> _TRY IT_
What you return must match the records below exactly, down to each character.

(Data about app and page elements)
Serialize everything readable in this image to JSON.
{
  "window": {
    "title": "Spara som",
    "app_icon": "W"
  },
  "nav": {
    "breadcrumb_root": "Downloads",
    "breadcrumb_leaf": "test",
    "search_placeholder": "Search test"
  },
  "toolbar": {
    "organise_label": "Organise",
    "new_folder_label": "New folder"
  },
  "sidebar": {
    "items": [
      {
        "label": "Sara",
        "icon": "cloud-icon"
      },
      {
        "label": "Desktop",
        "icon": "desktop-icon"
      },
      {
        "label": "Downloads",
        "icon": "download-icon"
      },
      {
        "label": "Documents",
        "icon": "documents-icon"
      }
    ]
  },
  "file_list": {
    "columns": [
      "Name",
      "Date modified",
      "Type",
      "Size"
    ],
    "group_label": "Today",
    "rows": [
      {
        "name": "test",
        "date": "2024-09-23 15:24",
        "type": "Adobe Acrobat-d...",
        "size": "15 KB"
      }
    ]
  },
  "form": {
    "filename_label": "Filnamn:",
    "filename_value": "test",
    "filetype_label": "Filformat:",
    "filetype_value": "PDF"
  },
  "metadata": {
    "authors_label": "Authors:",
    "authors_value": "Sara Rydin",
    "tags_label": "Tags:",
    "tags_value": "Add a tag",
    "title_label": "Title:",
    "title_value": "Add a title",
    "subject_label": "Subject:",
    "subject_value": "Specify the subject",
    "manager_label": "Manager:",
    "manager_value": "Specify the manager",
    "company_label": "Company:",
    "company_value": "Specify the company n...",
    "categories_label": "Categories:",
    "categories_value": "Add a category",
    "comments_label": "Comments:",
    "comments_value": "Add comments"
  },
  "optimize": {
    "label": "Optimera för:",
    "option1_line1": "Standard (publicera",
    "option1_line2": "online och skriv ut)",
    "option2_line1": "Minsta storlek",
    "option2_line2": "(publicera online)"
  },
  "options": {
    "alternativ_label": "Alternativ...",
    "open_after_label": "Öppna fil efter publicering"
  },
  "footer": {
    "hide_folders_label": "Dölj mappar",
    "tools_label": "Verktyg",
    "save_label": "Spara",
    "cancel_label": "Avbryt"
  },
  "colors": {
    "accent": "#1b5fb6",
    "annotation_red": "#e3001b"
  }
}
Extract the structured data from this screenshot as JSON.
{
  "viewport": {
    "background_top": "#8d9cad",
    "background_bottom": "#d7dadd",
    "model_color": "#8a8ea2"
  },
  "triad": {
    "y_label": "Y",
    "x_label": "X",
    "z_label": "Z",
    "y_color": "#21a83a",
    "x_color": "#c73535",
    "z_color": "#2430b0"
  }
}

> _RESPONSE FOR THIS EXERCISE_
Serialize everything readable in this image to JSON.
{
  "window": {
    "title": "Spara som",
    "app_icon": "W"
  },
  "nav": {
    "breadcrumb_root": "Downloads",
    "breadcrumb_leaf": "test",
    "search_placeholder": "Search test"
  },
  "toolbar": {
    "organise_label": "Organise",
    "new_folder_label": "New folder"
  },
  "sidebar": {
    "items": [
      {
        "label": "Sara",
        "icon": "cloud-icon"
      },
      {
        "label": "Desktop",
        "icon": "desktop-icon"
      },
      {
        "label": "Downloads",
        "icon": "download-icon"
      },
      {
        "label": "Documents",
        "icon": "documents-icon"
      }
    ]
  },
  "file_list": {
    "columns": [
      "Name",
      "Date modified",
      "Type",
      "Size"
    ],
    "group_label": "Today",
    "rows": [
      {
        "name": "test",
        "date": "2024-09-23 15:24",
        "type": "Adobe Acrobat-d...",
        "size": "15 KB"
      }
    ]
  },
  "form": {
    "filename_label": "Filnamn:",
    "filename_value": "test",
    "filetype_label": "Filformat:",
    "filetype_value": "PDF"
  },
  "metadata": {
    "authors_label": "Authors:",
    "authors_value": "Sara Rydin",
    "tags_label": "Tags:",
    "tags_value": "Add a tag",
    "title_label": "Title:",
    "title_value": "Add a title",
    "subject_label": "Subject:",
    "subject_value": "Specify the subject",
    "manager_label": "Manager:",
    "manager_value": "Specify the manager",
    "company_label": "Company:",
    "company_value": "Specify the company n...",
    "categories_label": "Categories:",
    "categories_value": "Add a category",
    "comments_label": "Comments:",
    "comments_value": "Add comments"
  },
  "optimize": {
    "label": "Optimera för:",
    "option1_line1": "Standard (publicera",
    "option1_line2": "online och skriv ut)",
    "option2_line1": "Minsta storlek",
    "option2_line2": "(publicera online)"
  },
  "options": {
    "alternativ_label": "Alternativ...",
    "open_after_label": "Öppna fil efter publicering"
  },
  "footer": {
    "hide_folders_label": "Dölj mappar",
    "tools_label": "Verktyg",
    "save_label": "Spara",
    "cancel_label": "Avbryt"
  },
  "colors": {
    "accent": "#1b5fb6",
    "annotation_red": "#e3001b"
  }
}
Extract the structured data from this screenshot as JSON.
{
  "viewport": {
    "background_top": "#8d9cad",
    "background_bottom": "#d7dadd",
    "model_color": "#8a8ea2"
  },
  "triad": {
    "y_label": "Y",
    "x_label": "X",
    "z_label": "Z",
    "y_color": "#21a83a",
    "x_color": "#c73535",
    "z_color": "#2430b0"
  }
}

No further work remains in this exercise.